* Assignment *
All of the entries must be reproduced exactly, with no images carried over.

* Data to use *

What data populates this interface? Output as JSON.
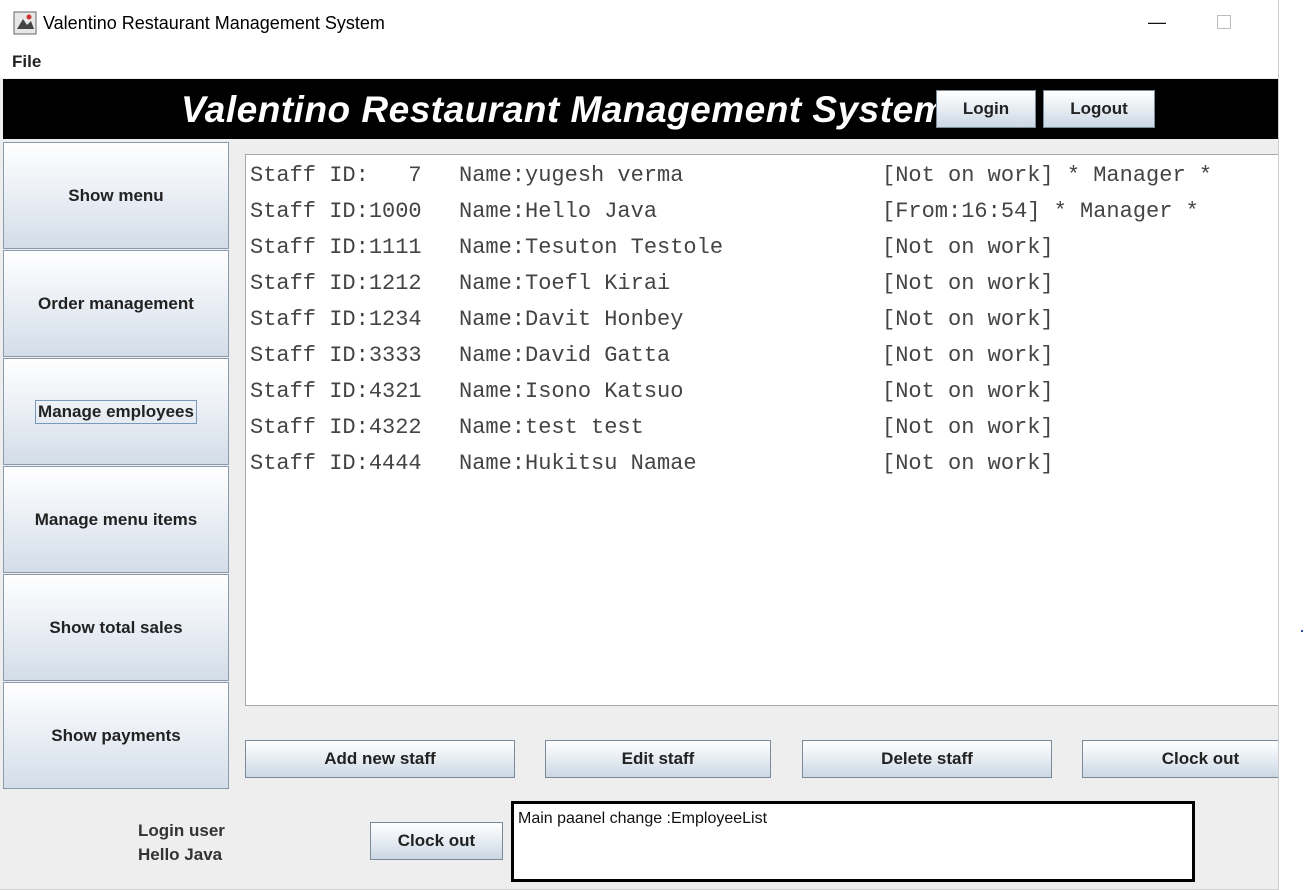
{
  "window": {
    "title": "Valentino Restaurant Management System",
    "minimize_glyph": "—"
  },
  "menubar": {
    "file_label": "File"
  },
  "banner": {
    "title": "Valentino Restaurant Management System",
    "login_label": "Login",
    "logout_label": "Logout"
  },
  "sidebar": {
    "items": [
      {
        "label": "Show menu"
      },
      {
        "label": "Order management"
      },
      {
        "label": "Manage employees"
      },
      {
        "label": "Manage menu items"
      },
      {
        "label": "Show total sales"
      },
      {
        "label": "Show payments"
      }
    ]
  },
  "staff_list": {
    "rows": [
      {
        "id": "Staff ID:   7",
        "name": "Name:yugesh verma",
        "status": "[Not on work] * Manager *"
      },
      {
        "id": "Staff ID:1000",
        "name": "Name:Hello Java",
        "status": "[From:16:54] * Manager *"
      },
      {
        "id": "Staff ID:1111",
        "name": "Name:Tesuton Testole",
        "status": "[Not on work]"
      },
      {
        "id": "Staff ID:1212",
        "name": "Name:Toefl Kirai",
        "status": "[Not on work]"
      },
      {
        "id": "Staff ID:1234",
        "name": "Name:Davit Honbey",
        "status": "[Not on work]"
      },
      {
        "id": "Staff ID:3333",
        "name": "Name:David Gatta",
        "status": "[Not on work]"
      },
      {
        "id": "Staff ID:4321",
        "name": "Name:Isono Katsuo",
        "status": "[Not on work]"
      },
      {
        "id": "Staff ID:4322",
        "name": "Name:test test",
        "status": "[Not on work]"
      },
      {
        "id": "Staff ID:4444",
        "name": "Name:Hukitsu Namae",
        "status": "[Not on work]"
      }
    ]
  },
  "actions": {
    "add_label": "Add new staff",
    "edit_label": "Edit staff",
    "delete_label": "Delete staff",
    "clockout_label": "Clock out"
  },
  "footer": {
    "login_user_label": "Login user",
    "login_user_name": "Hello Java",
    "clockout_label": "Clock out",
    "status_message": "Main paanel change :EmployeeList"
  },
  "colors": {
    "banner_bg": "#000000",
    "banner_text": "#ffffff",
    "window_bg": "#eeeeee"
  }
}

* Task answer *
What data populates this interface? Output as JSON.
{
  "window": {
    "title": "Valentino Restaurant Management System",
    "minimize_glyph": "—"
  },
  "menubar": {
    "file_label": "File"
  },
  "banner": {
    "title": "Valentino Restaurant Management System",
    "login_label": "Login",
    "logout_label": "Logout"
  },
  "sidebar": {
    "items": [
      {
        "label": "Show menu"
      },
      {
        "label": "Order management"
      },
      {
        "label": "Manage employees"
      },
      {
        "label": "Manage menu items"
      },
      {
        "label": "Show total sales"
      },
      {
        "label": "Show payments"
      }
    ]
  },
  "staff_list": {
    "rows": [
      {
        "id": "Staff ID:   7",
        "name": "Name:yugesh verma",
        "status": "[Not on work] * Manager *"
      },
      {
        "id": "Staff ID:1000",
        "name": "Name:Hello Java",
        "status": "[From:16:54] * Manager *"
      },
      {
        "id": "Staff ID:1111",
        "name": "Name:Tesuton Testole",
        "status": "[Not on work]"
      },
      {
        "id": "Staff ID:1212",
        "name": "Name:Toefl Kirai",
        "status": "[Not on work]"
      },
      {
        "id": "Staff ID:1234",
        "name": "Name:Davit Honbey",
        "status": "[Not on work]"
      },
      {
        "id": "Staff ID:3333",
        "name": "Name:David Gatta",
        "status": "[Not on work]"
      },
      {
        "id": "Staff ID:4321",
        "name": "Name:Isono Katsuo",
        "status": "[Not on work]"
      },
      {
        "id": "Staff ID:4322",
        "name": "Name:test test",
        "status": "[Not on work]"
      },
      {
        "id": "Staff ID:4444",
        "name": "Name:Hukitsu Namae",
        "status": "[Not on work]"
      }
    ]
  },
  "actions": {
    "add_label": "Add new staff",
    "edit_label": "Edit staff",
    "delete_label": "Delete staff",
    "clockout_label": "Clock out"
  },
  "footer": {
    "login_user_label": "Login user",
    "login_user_name": "Hello Java",
    "clockout_label": "Clock out",
    "status_message": "Main paanel change :EmployeeList"
  },
  "colors": {
    "banner_bg": "#000000",
    "banner_text": "#ffffff",
    "window_bg": "#eeeeee"
  }
}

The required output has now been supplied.